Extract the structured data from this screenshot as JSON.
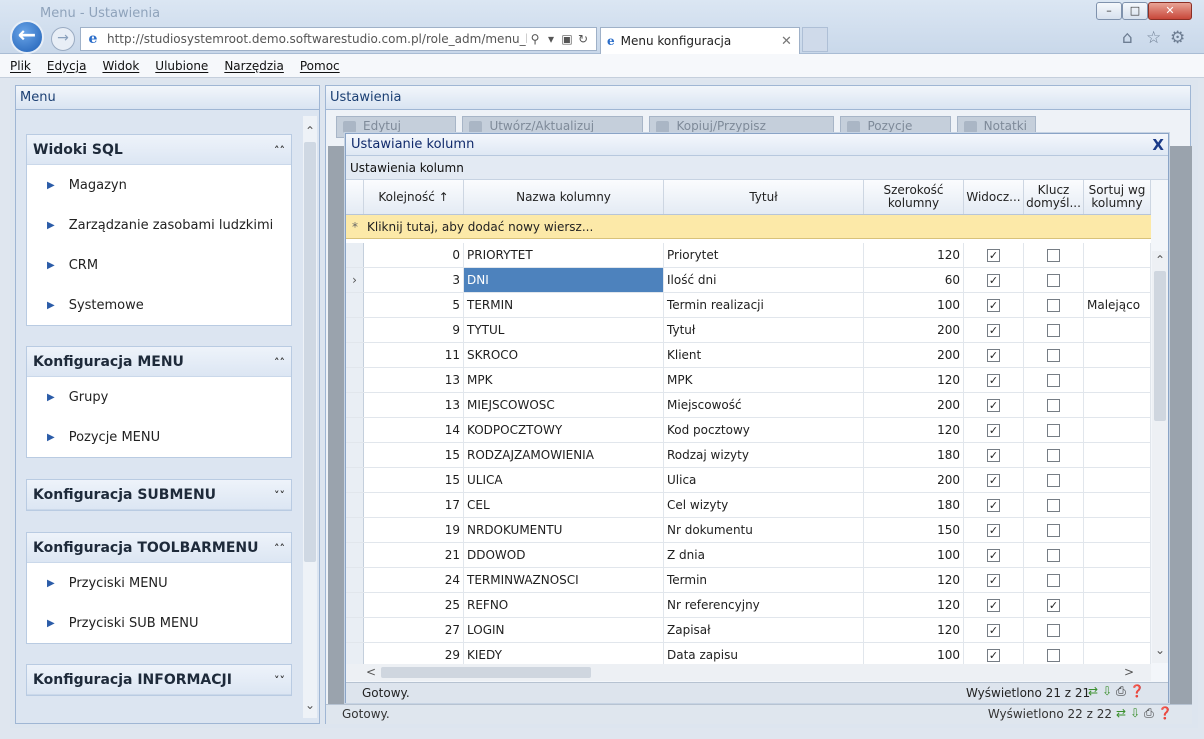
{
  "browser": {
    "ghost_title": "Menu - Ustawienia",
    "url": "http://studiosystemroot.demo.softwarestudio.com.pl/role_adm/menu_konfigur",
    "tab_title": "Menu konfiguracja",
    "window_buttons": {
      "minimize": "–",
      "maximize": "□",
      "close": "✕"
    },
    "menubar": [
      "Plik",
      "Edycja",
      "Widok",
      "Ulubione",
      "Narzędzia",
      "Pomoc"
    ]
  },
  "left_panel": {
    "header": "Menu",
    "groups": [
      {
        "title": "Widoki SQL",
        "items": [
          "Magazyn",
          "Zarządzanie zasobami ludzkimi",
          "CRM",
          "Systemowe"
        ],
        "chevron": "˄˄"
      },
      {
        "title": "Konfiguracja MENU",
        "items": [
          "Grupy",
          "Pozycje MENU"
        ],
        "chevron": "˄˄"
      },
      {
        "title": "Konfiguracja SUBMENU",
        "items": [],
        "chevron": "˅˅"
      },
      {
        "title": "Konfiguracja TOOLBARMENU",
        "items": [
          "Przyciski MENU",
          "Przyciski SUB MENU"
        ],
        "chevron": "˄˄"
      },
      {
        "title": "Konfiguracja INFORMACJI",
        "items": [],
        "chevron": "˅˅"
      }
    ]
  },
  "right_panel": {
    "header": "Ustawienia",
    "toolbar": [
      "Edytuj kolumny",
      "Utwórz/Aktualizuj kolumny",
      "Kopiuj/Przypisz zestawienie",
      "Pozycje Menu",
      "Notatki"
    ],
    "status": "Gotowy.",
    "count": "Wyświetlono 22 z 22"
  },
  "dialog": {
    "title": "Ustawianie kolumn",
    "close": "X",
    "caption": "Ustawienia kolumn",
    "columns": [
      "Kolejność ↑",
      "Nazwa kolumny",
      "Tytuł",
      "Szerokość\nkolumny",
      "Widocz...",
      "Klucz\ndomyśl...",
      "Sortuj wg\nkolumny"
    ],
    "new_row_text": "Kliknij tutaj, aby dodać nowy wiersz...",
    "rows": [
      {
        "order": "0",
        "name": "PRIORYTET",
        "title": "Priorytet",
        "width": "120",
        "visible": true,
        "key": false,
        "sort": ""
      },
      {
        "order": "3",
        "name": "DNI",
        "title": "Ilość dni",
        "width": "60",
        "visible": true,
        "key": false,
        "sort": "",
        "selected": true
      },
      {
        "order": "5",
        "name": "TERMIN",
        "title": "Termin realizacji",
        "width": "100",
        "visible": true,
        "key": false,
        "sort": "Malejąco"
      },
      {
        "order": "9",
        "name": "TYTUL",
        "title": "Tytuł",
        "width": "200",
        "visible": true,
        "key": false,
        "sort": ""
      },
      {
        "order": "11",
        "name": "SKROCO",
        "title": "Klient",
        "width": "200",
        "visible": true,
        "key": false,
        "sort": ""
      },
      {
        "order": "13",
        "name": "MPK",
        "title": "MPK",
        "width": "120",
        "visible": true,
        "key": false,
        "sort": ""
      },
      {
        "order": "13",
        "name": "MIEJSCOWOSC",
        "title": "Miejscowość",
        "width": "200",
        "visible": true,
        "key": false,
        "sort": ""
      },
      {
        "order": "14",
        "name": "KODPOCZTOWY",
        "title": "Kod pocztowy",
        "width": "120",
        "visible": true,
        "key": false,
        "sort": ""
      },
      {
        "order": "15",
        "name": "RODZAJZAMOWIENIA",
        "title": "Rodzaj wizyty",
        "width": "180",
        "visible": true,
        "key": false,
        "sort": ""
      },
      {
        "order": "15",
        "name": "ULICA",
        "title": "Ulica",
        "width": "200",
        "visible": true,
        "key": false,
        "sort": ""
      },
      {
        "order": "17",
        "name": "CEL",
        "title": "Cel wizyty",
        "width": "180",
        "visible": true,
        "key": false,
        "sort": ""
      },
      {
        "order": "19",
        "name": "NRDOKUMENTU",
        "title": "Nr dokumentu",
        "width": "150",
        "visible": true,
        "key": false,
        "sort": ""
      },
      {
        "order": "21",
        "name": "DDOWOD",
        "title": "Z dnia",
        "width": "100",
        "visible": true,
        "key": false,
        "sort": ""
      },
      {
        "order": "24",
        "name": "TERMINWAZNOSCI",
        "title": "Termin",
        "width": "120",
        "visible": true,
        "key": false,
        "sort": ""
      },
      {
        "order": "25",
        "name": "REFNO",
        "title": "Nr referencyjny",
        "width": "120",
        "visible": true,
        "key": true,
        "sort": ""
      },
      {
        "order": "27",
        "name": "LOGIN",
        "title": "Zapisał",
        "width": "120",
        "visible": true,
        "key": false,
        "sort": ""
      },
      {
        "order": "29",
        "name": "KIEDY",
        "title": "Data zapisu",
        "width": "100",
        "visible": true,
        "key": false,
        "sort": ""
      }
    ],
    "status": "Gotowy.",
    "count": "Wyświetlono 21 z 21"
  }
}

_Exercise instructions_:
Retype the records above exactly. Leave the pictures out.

_Result of the task_:
Extract the structured data from this screenshot as JSON.
{
  "browser": {
    "ghost_title": "Menu - Ustawienia",
    "url": "http://studiosystemroot.demo.softwarestudio.com.pl/role_adm/menu_konfigur",
    "tab_title": "Menu konfiguracja",
    "window_buttons": {
      "minimize": "–",
      "maximize": "□",
      "close": "✕"
    },
    "menubar": [
      "Plik",
      "Edycja",
      "Widok",
      "Ulubione",
      "Narzędzia",
      "Pomoc"
    ]
  },
  "left_panel": {
    "header": "Menu",
    "groups": [
      {
        "title": "Widoki SQL",
        "items": [
          "Magazyn",
          "Zarządzanie zasobami ludzkimi",
          "CRM",
          "Systemowe"
        ],
        "chevron": "˄˄"
      },
      {
        "title": "Konfiguracja MENU",
        "items": [
          "Grupy",
          "Pozycje MENU"
        ],
        "chevron": "˄˄"
      },
      {
        "title": "Konfiguracja SUBMENU",
        "items": [],
        "chevron": "˅˅"
      },
      {
        "title": "Konfiguracja TOOLBARMENU",
        "items": [
          "Przyciski MENU",
          "Przyciski SUB MENU"
        ],
        "chevron": "˄˄"
      },
      {
        "title": "Konfiguracja INFORMACJI",
        "items": [],
        "chevron": "˅˅"
      }
    ]
  },
  "right_panel": {
    "header": "Ustawienia",
    "toolbar": [
      "Edytuj kolumny",
      "Utwórz/Aktualizuj kolumny",
      "Kopiuj/Przypisz zestawienie",
      "Pozycje Menu",
      "Notatki"
    ],
    "status": "Gotowy.",
    "count": "Wyświetlono 22 z 22"
  },
  "dialog": {
    "title": "Ustawianie kolumn",
    "close": "X",
    "caption": "Ustawienia kolumn",
    "columns": [
      "Kolejność ↑",
      "Nazwa kolumny",
      "Tytuł",
      "Szerokość\nkolumny",
      "Widocz...",
      "Klucz\ndomyśl...",
      "Sortuj wg\nkolumny"
    ],
    "new_row_text": "Kliknij tutaj, aby dodać nowy wiersz...",
    "rows": [
      {
        "order": "0",
        "name": "PRIORYTET",
        "title": "Priorytet",
        "width": "120",
        "visible": true,
        "key": false,
        "sort": ""
      },
      {
        "order": "3",
        "name": "DNI",
        "title": "Ilość dni",
        "width": "60",
        "visible": true,
        "key": false,
        "sort": "",
        "selected": true
      },
      {
        "order": "5",
        "name": "TERMIN",
        "title": "Termin realizacji",
        "width": "100",
        "visible": true,
        "key": false,
        "sort": "Malejąco"
      },
      {
        "order": "9",
        "name": "TYTUL",
        "title": "Tytuł",
        "width": "200",
        "visible": true,
        "key": false,
        "sort": ""
      },
      {
        "order": "11",
        "name": "SKROCO",
        "title": "Klient",
        "width": "200",
        "visible": true,
        "key": false,
        "sort": ""
      },
      {
        "order": "13",
        "name": "MPK",
        "title": "MPK",
        "width": "120",
        "visible": true,
        "key": false,
        "sort": ""
      },
      {
        "order": "13",
        "name": "MIEJSCOWOSC",
        "title": "Miejscowość",
        "width": "200",
        "visible": true,
        "key": false,
        "sort": ""
      },
      {
        "order": "14",
        "name": "KODPOCZTOWY",
        "title": "Kod pocztowy",
        "width": "120",
        "visible": true,
        "key": false,
        "sort": ""
      },
      {
        "order": "15",
        "name": "RODZAJZAMOWIENIA",
        "title": "Rodzaj wizyty",
        "width": "180",
        "visible": true,
        "key": false,
        "sort": ""
      },
      {
        "order": "15",
        "name": "ULICA",
        "title": "Ulica",
        "width": "200",
        "visible": true,
        "key": false,
        "sort": ""
      },
      {
        "order": "17",
        "name": "CEL",
        "title": "Cel wizyty",
        "width": "180",
        "visible": true,
        "key": false,
        "sort": ""
      },
      {
        "order": "19",
        "name": "NRDOKUMENTU",
        "title": "Nr dokumentu",
        "width": "150",
        "visible": true,
        "key": false,
        "sort": ""
      },
      {
        "order": "21",
        "name": "DDOWOD",
        "title": "Z dnia",
        "width": "100",
        "visible": true,
        "key": false,
        "sort": ""
      },
      {
        "order": "24",
        "name": "TERMINWAZNOSCI",
        "title": "Termin",
        "width": "120",
        "visible": true,
        "key": false,
        "sort": ""
      },
      {
        "order": "25",
        "name": "REFNO",
        "title": "Nr referencyjny",
        "width": "120",
        "visible": true,
        "key": true,
        "sort": ""
      },
      {
        "order": "27",
        "name": "LOGIN",
        "title": "Zapisał",
        "width": "120",
        "visible": true,
        "key": false,
        "sort": ""
      },
      {
        "order": "29",
        "name": "KIEDY",
        "title": "Data zapisu",
        "width": "100",
        "visible": true,
        "key": false,
        "sort": ""
      }
    ],
    "status": "Gotowy.",
    "count": "Wyświetlono 21 z 21"
  }
}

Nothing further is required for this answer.